A week after arriving in Mumbai and eating my mom’s excellent cooking (she refused to let us go out to eat), we traveled to Munnar, Kerala which is an incredibly beautiful place at a much higher elevation. The temperatures were cool, surrounded by lush green mountains, mist and tea estates. We flew in from Mumbai and arrived in Kochi (or Cochin as it used to be formerly called by the British). The various state governments in India are going crazy with renaming places in India to the way they used to be before the British changed the names. So Bombay is Mumbai, Calcutta is Kolkata, Bangalore is Bengaluru etc.
Anyway, as soon we arrived in Cochin er..Kochi, we were all hungry and wanted to eat South Indian food. We found a place called Annapurna restaurant that had South Indian thali that included various vegetables in katoris (small cups) along with rice and chappati (they look like tortilla). We were also served wtih rasam (spicy thin lentil soup)
Munnar has vast acres of tea estates managed by Tata company that are very well maintained. We had to drive through the tea estates to get to the various scenic spots in Munnar. If you have not been to Munnar, I would suggest going there.
When driving through the town, we wanted to have some South Indian filter coffee along with some idli (steamed rice dumpling along with coconut chutney and spicy lentil soup) and masala vada. We went to a small hole in the wall place suggested by our car driver since it belonged to his brother. Here we enjoyed hot filter coffee along with masala vada, idli, and spicy chutney. A masala vada is made with chana dal (chana lentils) made with various herbs, spices and deep fried. It was to die for.
Growing up in India, I used to be fascinated by the way the coffee and tea were made by a shop opposite my uncle’s house. It brought back memories to see that the small mom and pop coffee and tea shops in South India still make them the same way!

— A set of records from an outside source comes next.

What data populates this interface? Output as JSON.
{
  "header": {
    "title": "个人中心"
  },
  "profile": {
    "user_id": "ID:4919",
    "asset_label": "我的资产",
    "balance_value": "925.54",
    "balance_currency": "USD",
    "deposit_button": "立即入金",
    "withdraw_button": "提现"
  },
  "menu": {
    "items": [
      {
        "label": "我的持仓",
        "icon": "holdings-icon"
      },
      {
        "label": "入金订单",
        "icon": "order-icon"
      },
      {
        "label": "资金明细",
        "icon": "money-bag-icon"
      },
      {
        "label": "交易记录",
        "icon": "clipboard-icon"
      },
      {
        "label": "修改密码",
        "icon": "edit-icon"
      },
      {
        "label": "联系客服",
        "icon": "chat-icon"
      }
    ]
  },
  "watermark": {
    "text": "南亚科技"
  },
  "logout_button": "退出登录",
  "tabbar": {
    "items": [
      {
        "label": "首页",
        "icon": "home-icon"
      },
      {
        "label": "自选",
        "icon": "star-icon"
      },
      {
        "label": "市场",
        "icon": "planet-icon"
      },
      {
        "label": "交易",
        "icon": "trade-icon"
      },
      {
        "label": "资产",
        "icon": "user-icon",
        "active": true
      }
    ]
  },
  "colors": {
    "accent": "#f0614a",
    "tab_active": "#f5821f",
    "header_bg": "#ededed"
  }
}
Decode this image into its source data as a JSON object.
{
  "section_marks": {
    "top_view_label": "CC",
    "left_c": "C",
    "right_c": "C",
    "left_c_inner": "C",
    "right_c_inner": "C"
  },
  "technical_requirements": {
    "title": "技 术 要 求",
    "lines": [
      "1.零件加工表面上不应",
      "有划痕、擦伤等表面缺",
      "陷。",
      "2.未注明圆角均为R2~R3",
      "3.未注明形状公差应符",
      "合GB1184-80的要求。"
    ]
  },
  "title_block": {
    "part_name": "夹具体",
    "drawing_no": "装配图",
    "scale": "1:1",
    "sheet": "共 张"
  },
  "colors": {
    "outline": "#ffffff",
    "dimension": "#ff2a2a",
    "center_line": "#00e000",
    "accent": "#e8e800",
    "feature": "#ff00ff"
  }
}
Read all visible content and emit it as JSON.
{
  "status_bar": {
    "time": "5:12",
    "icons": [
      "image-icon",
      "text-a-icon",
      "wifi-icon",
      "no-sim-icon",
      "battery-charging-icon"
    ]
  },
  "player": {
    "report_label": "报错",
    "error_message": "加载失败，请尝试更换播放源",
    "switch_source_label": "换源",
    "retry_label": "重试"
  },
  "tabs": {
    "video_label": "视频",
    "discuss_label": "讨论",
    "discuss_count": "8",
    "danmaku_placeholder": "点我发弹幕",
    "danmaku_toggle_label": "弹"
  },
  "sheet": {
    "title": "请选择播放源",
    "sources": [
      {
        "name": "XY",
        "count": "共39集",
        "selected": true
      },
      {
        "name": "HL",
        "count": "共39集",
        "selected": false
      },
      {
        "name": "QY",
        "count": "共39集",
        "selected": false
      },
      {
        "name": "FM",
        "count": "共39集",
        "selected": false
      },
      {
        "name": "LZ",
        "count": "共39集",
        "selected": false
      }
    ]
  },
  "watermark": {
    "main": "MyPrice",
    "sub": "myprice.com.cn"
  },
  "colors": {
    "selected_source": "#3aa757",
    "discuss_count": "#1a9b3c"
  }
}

No change whatsoever. See the video below on how they make it. He was happy that I was shooting a video of him making coffee. My dad joked with him that he will be popular in the USA as I am going to publish the video in the popular media.
Video of Making South Indian Coffee
The upcoming week, I plan to put a recipe (one of many that I learnt from my mom).